§ Task item:
The data below is to be returned in full and exactly.
+ + + + +
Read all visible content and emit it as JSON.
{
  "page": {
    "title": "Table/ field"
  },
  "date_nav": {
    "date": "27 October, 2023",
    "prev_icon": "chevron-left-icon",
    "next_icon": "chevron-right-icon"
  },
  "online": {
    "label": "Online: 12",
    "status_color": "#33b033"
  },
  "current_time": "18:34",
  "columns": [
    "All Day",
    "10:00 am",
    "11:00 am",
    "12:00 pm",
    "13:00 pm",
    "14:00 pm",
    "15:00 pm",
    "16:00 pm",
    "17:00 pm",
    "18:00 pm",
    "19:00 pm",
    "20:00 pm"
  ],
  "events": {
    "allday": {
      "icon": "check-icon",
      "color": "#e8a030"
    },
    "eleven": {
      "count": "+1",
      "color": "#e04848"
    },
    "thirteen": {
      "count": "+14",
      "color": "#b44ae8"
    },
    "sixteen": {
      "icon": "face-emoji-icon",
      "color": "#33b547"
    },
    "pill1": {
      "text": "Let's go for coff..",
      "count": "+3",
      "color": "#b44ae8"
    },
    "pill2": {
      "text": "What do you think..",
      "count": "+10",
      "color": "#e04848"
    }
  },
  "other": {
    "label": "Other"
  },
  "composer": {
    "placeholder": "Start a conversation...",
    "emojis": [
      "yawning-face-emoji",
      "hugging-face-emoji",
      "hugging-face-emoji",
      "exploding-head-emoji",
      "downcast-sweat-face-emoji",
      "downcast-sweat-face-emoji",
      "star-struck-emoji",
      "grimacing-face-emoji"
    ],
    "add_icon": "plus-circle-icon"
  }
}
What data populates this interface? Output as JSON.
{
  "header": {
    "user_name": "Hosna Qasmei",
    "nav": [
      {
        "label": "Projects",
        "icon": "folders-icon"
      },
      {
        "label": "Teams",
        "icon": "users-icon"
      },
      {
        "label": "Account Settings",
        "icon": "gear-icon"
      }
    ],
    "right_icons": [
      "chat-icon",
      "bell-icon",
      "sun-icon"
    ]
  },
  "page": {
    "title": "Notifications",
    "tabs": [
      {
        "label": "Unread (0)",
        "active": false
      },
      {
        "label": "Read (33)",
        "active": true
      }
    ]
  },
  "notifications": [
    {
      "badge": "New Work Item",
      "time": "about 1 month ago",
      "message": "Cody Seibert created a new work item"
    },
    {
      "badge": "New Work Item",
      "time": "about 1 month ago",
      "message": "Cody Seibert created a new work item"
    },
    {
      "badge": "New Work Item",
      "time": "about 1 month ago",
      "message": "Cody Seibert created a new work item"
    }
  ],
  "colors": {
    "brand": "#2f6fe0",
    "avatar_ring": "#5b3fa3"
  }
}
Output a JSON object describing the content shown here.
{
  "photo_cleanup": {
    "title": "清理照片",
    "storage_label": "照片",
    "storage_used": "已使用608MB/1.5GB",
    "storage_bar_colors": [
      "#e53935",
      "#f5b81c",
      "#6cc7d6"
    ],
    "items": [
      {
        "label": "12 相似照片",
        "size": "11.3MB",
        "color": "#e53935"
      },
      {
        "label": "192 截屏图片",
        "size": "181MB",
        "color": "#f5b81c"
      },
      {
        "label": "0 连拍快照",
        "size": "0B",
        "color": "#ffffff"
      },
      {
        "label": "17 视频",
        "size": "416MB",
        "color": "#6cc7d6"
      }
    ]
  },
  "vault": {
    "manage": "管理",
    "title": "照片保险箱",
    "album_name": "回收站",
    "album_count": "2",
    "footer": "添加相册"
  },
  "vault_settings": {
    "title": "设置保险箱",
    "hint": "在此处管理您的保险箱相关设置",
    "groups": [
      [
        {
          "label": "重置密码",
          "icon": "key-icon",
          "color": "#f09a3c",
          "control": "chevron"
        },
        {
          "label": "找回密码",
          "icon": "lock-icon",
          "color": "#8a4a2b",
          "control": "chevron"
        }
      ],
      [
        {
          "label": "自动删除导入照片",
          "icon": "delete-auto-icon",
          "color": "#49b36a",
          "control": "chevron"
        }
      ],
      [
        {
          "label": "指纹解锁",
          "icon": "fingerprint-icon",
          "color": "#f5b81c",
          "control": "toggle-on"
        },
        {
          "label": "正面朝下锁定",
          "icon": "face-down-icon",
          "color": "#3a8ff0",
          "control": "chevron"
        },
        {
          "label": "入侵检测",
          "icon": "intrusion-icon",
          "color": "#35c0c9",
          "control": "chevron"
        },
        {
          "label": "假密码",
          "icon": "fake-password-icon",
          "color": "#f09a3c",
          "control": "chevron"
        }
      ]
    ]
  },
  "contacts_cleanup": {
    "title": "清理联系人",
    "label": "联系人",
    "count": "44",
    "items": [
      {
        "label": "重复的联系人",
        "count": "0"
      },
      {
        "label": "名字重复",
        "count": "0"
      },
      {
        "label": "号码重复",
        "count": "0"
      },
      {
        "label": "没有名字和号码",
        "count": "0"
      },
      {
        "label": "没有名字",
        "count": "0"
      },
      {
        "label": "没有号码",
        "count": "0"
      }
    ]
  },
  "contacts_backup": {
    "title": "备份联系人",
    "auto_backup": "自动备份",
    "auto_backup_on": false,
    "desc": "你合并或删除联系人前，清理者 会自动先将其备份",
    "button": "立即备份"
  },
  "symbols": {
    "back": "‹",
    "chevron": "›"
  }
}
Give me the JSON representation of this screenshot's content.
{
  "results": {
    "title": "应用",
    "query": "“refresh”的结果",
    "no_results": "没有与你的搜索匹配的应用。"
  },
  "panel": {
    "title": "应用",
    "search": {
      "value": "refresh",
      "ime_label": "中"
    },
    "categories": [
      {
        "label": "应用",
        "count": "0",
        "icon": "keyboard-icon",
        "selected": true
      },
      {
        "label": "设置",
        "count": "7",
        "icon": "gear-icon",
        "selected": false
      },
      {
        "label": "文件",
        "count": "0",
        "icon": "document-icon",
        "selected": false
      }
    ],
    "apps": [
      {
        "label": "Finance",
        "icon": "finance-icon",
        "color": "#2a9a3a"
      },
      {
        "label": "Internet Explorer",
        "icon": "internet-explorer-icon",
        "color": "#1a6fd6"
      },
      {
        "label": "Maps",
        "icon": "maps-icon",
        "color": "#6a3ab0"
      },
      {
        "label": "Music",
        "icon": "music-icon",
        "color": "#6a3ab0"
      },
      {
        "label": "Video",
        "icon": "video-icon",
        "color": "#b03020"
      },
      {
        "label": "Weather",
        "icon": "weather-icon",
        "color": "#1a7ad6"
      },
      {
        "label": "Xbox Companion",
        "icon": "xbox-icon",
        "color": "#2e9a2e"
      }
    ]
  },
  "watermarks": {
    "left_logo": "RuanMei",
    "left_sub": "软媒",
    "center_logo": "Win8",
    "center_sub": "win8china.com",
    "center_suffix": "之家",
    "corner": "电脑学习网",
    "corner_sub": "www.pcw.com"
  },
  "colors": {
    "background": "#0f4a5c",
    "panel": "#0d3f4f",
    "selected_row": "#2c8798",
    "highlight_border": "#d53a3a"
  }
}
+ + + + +
§ Exercise solution:
Read all visible content and emit it as JSON.
{
  "page": {
    "title": "Table/ field"
  },
  "date_nav": {
    "date": "27 October, 2023",
    "prev_icon": "chevron-left-icon",
    "next_icon": "chevron-right-icon"
  },
  "online": {
    "label": "Online: 12",
    "status_color": "#33b033"
  },
  "current_time": "18:34",
  "columns": [
    "All Day",
    "10:00 am",
    "11:00 am",
    "12:00 pm",
    "13:00 pm",
    "14:00 pm",
    "15:00 pm",
    "16:00 pm",
    "17:00 pm",
    "18:00 pm",
    "19:00 pm",
    "20:00 pm"
  ],
  "events": {
    "allday": {
      "icon": "check-icon",
      "color": "#e8a030"
    },
    "eleven": {
      "count": "+1",
      "color": "#e04848"
    },
    "thirteen": {
      "count": "+14",
      "color": "#b44ae8"
    },
    "sixteen": {
      "icon": "face-emoji-icon",
      "color": "#33b547"
    },
    "pill1": {
      "text": "Let's go for coff..",
      "count": "+3",
      "color": "#b44ae8"
    },
    "pill2": {
      "text": "What do you think..",
      "count": "+10",
      "color": "#e04848"
    }
  },
  "other": {
    "label": "Other"
  },
  "composer": {
    "placeholder": "Start a conversation...",
    "emojis": [
      "yawning-face-emoji",
      "hugging-face-emoji",
      "hugging-face-emoji",
      "exploding-head-emoji",
      "downcast-sweat-face-emoji",
      "downcast-sweat-face-emoji",
      "star-struck-emoji",
      "grimacing-face-emoji"
    ],
    "add_icon": "plus-circle-icon"
  }
}
What data populates this interface? Output as JSON.
{
  "header": {
    "user_name": "Hosna Qasmei",
    "nav": [
      {
        "label": "Projects",
        "icon": "folders-icon"
      },
      {
        "label": "Teams",
        "icon": "users-icon"
      },
      {
        "label": "Account Settings",
        "icon": "gear-icon"
      }
    ],
    "right_icons": [
      "chat-icon",
      "bell-icon",
      "sun-icon"
    ]
  },
  "page": {
    "title": "Notifications",
    "tabs": [
      {
        "label": "Unread (0)",
        "active": false
      },
      {
        "label": "Read (33)",
        "active": true
      }
    ]
  },
  "notifications": [
    {
      "badge": "New Work Item",
      "time": "about 1 month ago",
      "message": "Cody Seibert created a new work item"
    },
    {
      "badge": "New Work Item",
      "time": "about 1 month ago",
      "message": "Cody Seibert created a new work item"
    },
    {
      "badge": "New Work Item",
      "time": "about 1 month ago",
      "message": "Cody Seibert created a new work item"
    }
  ],
  "colors": {
    "brand": "#2f6fe0",
    "avatar_ring": "#5b3fa3"
  }
}
Output a JSON object describing the content shown here.
{
  "photo_cleanup": {
    "title": "清理照片",
    "storage_label": "照片",
    "storage_used": "已使用608MB/1.5GB",
    "storage_bar_colors": [
      "#e53935",
      "#f5b81c",
      "#6cc7d6"
    ],
    "items": [
      {
        "label": "12 相似照片",
        "size": "11.3MB",
        "color": "#e53935"
      },
      {
        "label": "192 截屏图片",
        "size": "181MB",
        "color": "#f5b81c"
      },
      {
        "label": "0 连拍快照",
        "size": "0B",
        "color": "#ffffff"
      },
      {
        "label": "17 视频",
        "size": "416MB",
        "color": "#6cc7d6"
      }
    ]
  },
  "vault": {
    "manage": "管理",
    "title": "照片保险箱",
    "album_name": "回收站",
    "album_count": "2",
    "footer": "添加相册"
  },
  "vault_settings": {
    "title": "设置保险箱",
    "hint": "在此处管理您的保险箱相关设置",
    "groups": [
      [
        {
          "label": "重置密码",
          "icon": "key-icon",
          "color": "#f09a3c",
          "control": "chevron"
        },
        {
          "label": "找回密码",
          "icon": "lock-icon",
          "color": "#8a4a2b",
          "control": "chevron"
        }
      ],
      [
        {
          "label": "自动删除导入照片",
          "icon": "delete-auto-icon",
          "color": "#49b36a",
          "control": "chevron"
        }
      ],
      [
        {
          "label": "指纹解锁",
          "icon": "fingerprint-icon",
          "color": "#f5b81c",
          "control": "toggle-on"
        },
        {
          "label": "正面朝下锁定",
          "icon": "face-down-icon",
          "color": "#3a8ff0",
          "control": "chevron"
        },
        {
          "label": "入侵检测",
          "icon": "intrusion-icon",
          "color": "#35c0c9",
          "control": "chevron"
        },
        {
          "label": "假密码",
          "icon": "fake-password-icon",
          "color": "#f09a3c",
          "control": "chevron"
        }
      ]
    ]
  },
  "contacts_cleanup": {
    "title": "清理联系人",
    "label": "联系人",
    "count": "44",
    "items": [
      {
        "label": "重复的联系人",
        "count": "0"
      },
      {
        "label": "名字重复",
        "count": "0"
      },
      {
        "label": "号码重复",
        "count": "0"
      },
      {
        "label": "没有名字和号码",
        "count": "0"
      },
      {
        "label": "没有名字",
        "count": "0"
      },
      {
        "label": "没有号码",
        "count": "0"
      }
    ]
  },
  "contacts_backup": {
    "title": "备份联系人",
    "auto_backup": "自动备份",
    "auto_backup_on": false,
    "desc": "你合并或删除联系人前，清理者 会自动先将其备份",
    "button": "立即备份"
  },
  "symbols": {
    "back": "‹",
    "chevron": "›"
  }
}
Give me the JSON representation of this screenshot's content.
{
  "results": {
    "title": "应用",
    "query": "“refresh”的结果",
    "no_results": "没有与你的搜索匹配的应用。"
  },
  "panel": {
    "title": "应用",
    "search": {
      "value": "refresh",
      "ime_label": "中"
    },
    "categories": [
      {
        "label": "应用",
        "count": "0",
        "icon": "keyboard-icon",
        "selected": true
      },
      {
        "label": "设置",
        "count": "7",
        "icon": "gear-icon",
        "selected": false
      },
      {
        "label": "文件",
        "count": "0",
        "icon": "document-icon",
        "selected": false
      }
    ],
    "apps": [
      {
        "label": "Finance",
        "icon": "finance-icon",
        "color": "#2a9a3a"
      },
      {
        "label": "Internet Explorer",
        "icon": "internet-explorer-icon",
        "color": "#1a6fd6"
      },
      {
        "label": "Maps",
        "icon": "maps-icon",
        "color": "#6a3ab0"
      },
      {
        "label": "Music",
        "icon": "music-icon",
        "color": "#6a3ab0"
      },
      {
        "label": "Video",
        "icon": "video-icon",
        "color": "#b03020"
      },
      {
        "label": "Weather",
        "icon": "weather-icon",
        "color": "#1a7ad6"
      },
      {
        "label": "Xbox Companion",
        "icon": "xbox-icon",
        "color": "#2e9a2e"
      }
    ]
  },
  "watermarks": {
    "left_logo": "RuanMei",
    "left_sub": "软媒",
    "center_logo": "Win8",
    "center_sub": "win8china.com",
    "center_suffix": "之家",
    "corner": "电脑学习网",
    "corner_sub": "www.pcw.com"
  },
  "colors": {
    "background": "#0f4a5c",
    "panel": "#0d3f4f",
    "selected_row": "#2c8798",
    "highlight_border": "#d53a3a"
  }
}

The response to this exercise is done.